“But we have to make it fun and safe,” she says. “And the safety starts in the locker room. It’s not just having an adult but you have to have a Safe Sport adult in the locker room.”


Safety on the ice, too, can be a function of just how dangerously a player may be making hockey because of the way he or she is playing.


“A lot of the aggression on the ice has become a safety issue,” says Siglin. “There has been a tremendous out amount of match penalties, up this year from last year.”


And, yes, official who might otherwise be there to help, are often caught not only in the middle, but also under fire from parents in the stands, too.


“There is a referee shortage for a reason,” Siglin says. “People don’t want to be abused by parents. So that makes it hard. And then it just trickles down.”

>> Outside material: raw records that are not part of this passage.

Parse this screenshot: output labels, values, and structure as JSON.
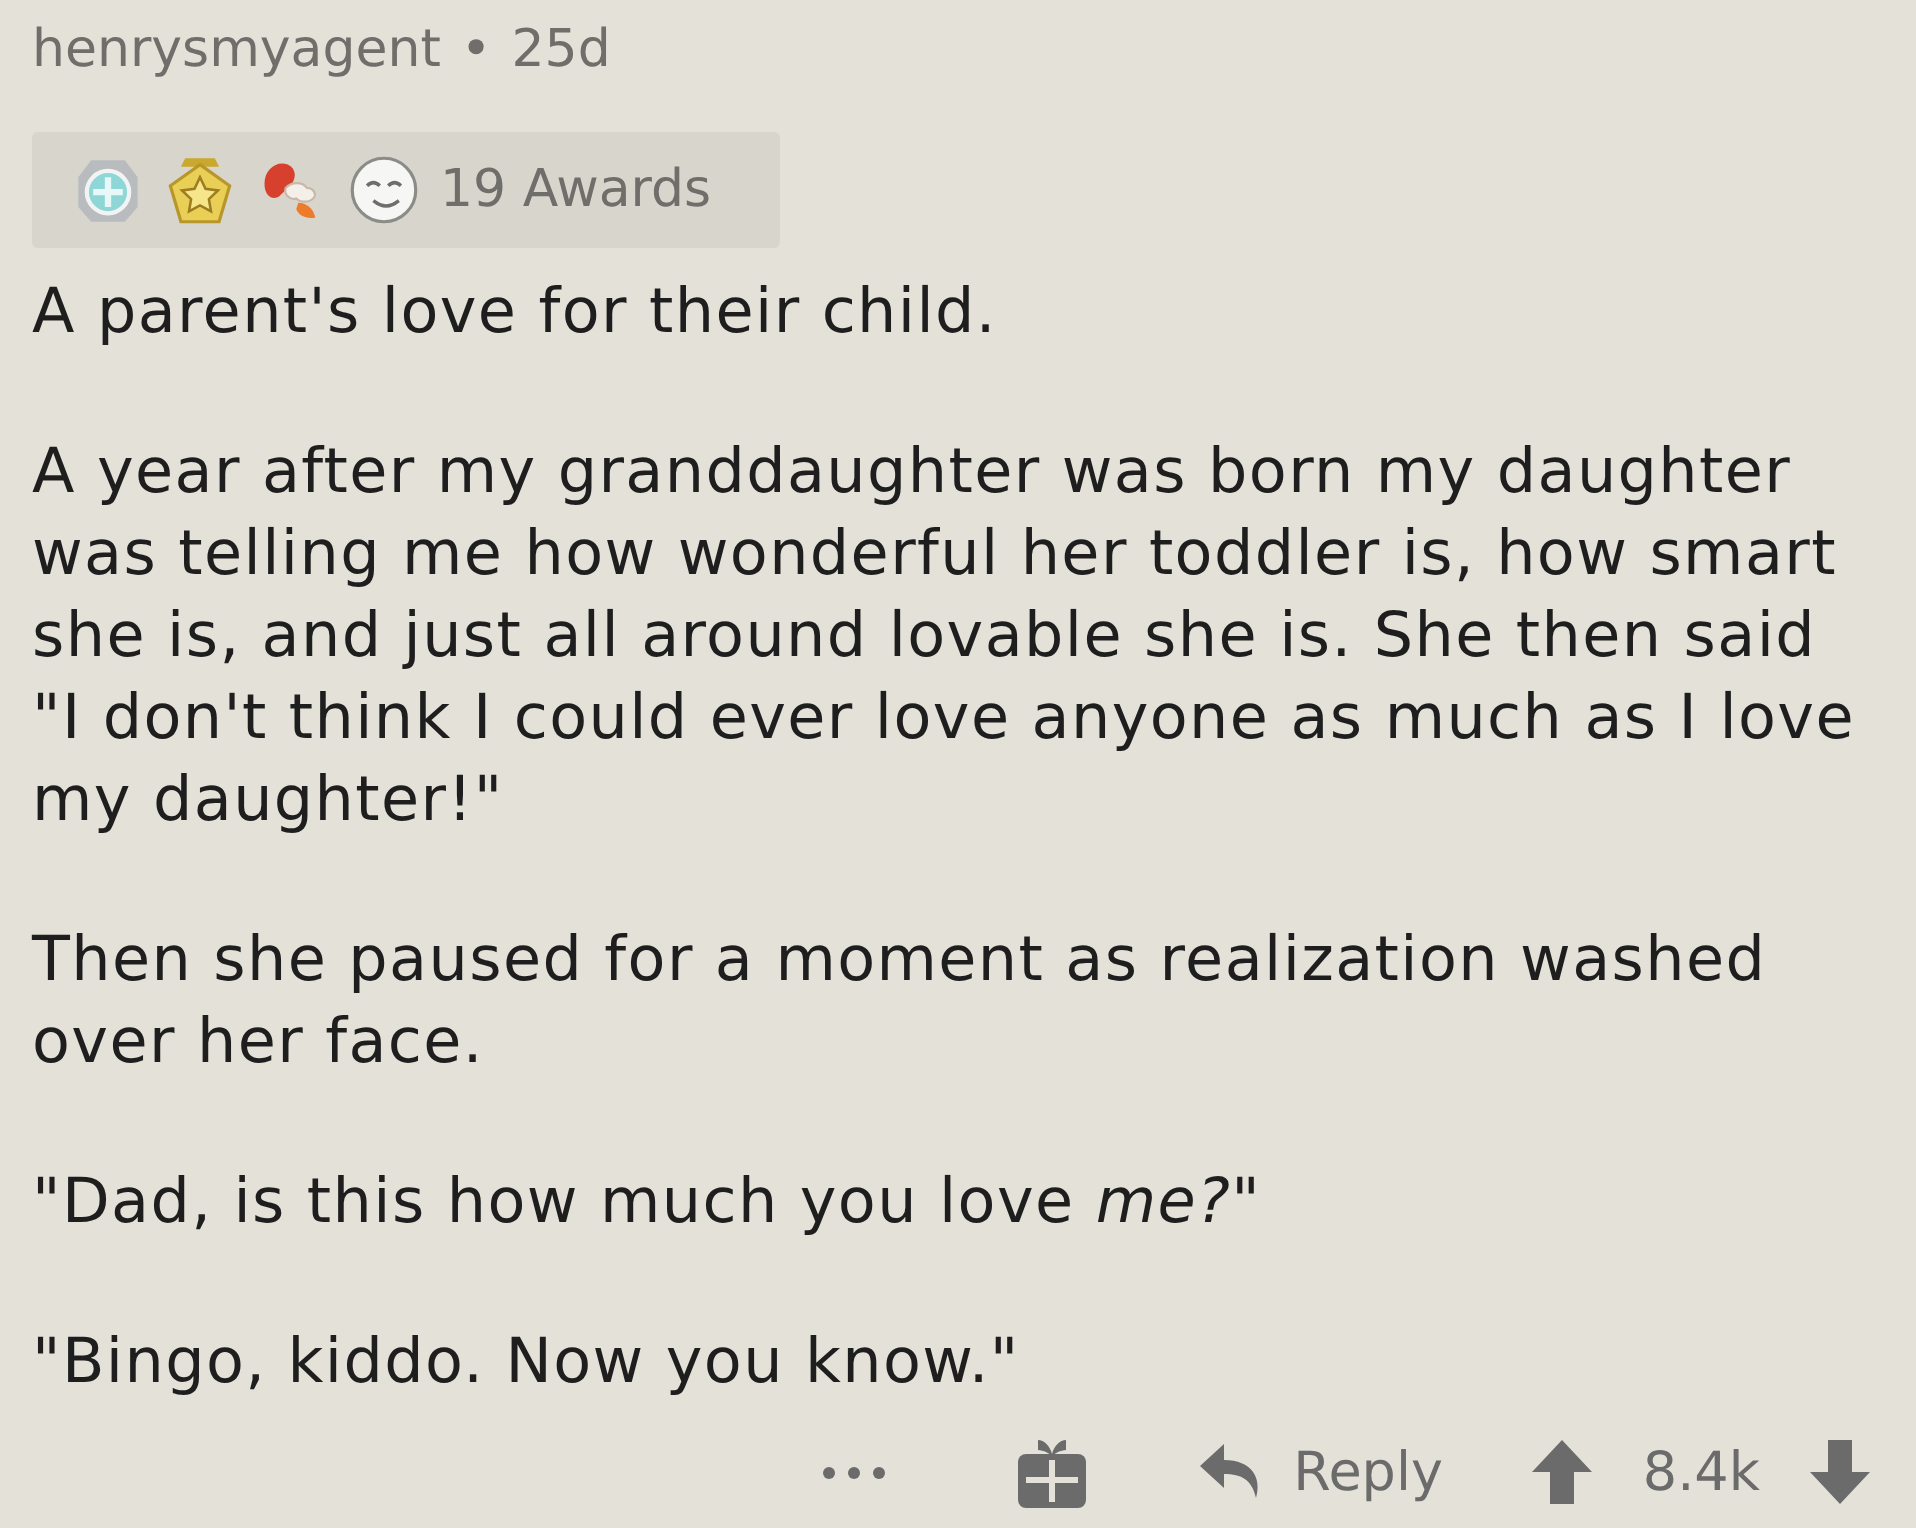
{
  "comment": {
    "author": "henrysmyagent",
    "separator": "•",
    "age": "25d"
  },
  "awards": {
    "count_label": "19 Awards"
  },
  "body": {
    "paragraphs": [
      "A parent's love for their child.",
      "A year after my granddaughter was born my daughter was telling me how wonderful her toddler is, how smart she is, and just all around lovable she is. She then said \"I don't think I could ever love anyone as much as I love my daughter!\"",
      "Then she paused for a moment as realization washed over her face.",
      "\"Dad, is this how much you love *me?*\"",
      "\"Bingo, kiddo. Now you know.\""
    ]
  },
  "actions": {
    "reply_label": "Reply",
    "score": "8.4k"
  }
}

playing other sports

As an athletic trainer, Siglin is exposed to all kinds of athletes, thousands over the years, which brings with it some familiarity across sports and their injuries. Playing other sports part of Siglin’s recipe for a healthy young athlete – and person.


“It’s too early to specialize kids,” she says. “I would say, 14 and under, you cannot be specializing kids. It’s insane. You’re setting them up, not just with ice hockey but any [one] sport, for over-use injury and burnout. Kids need to miss their sport. They do. And I think parents suffer from fear of missing out, and that affects their kids more than anything else. But we’re talking about kids who haven’t even hit puberty yet. I tell a lot of my youth parents that puberty is a lovely equalizer.”

more in store

Siglin also noted she will focus on promoting “Stop the Bleed,” as well as trying to arm rinks with information about emergency action plans. It is no small agenda.


Overall, Siglin, the hockey fan, mother of three, athletic trainer to hundreds each season and safety coordinator for tens of thousands of Massachusetts youth hockey players, is aiming to create a better place to play for all of them. And, of course, she bristles at the idea that athletic trainers and safety officials take the fun out of everything.


“My job as an athletic trainer is to keep people playing, not to keep people from playing,” says Siglin, whose conversations with her L-S student athletes may be just as relevant for any population. “I teach my high school kids that my degree trumps your Google search. I’ve had years of experience doing this. People are shortsighted and that’s a problem. Medical professionals are very objective. As much as I love our teams, I never care who wins or loses. I just want to make sure that everybody gets out of the game healthy.”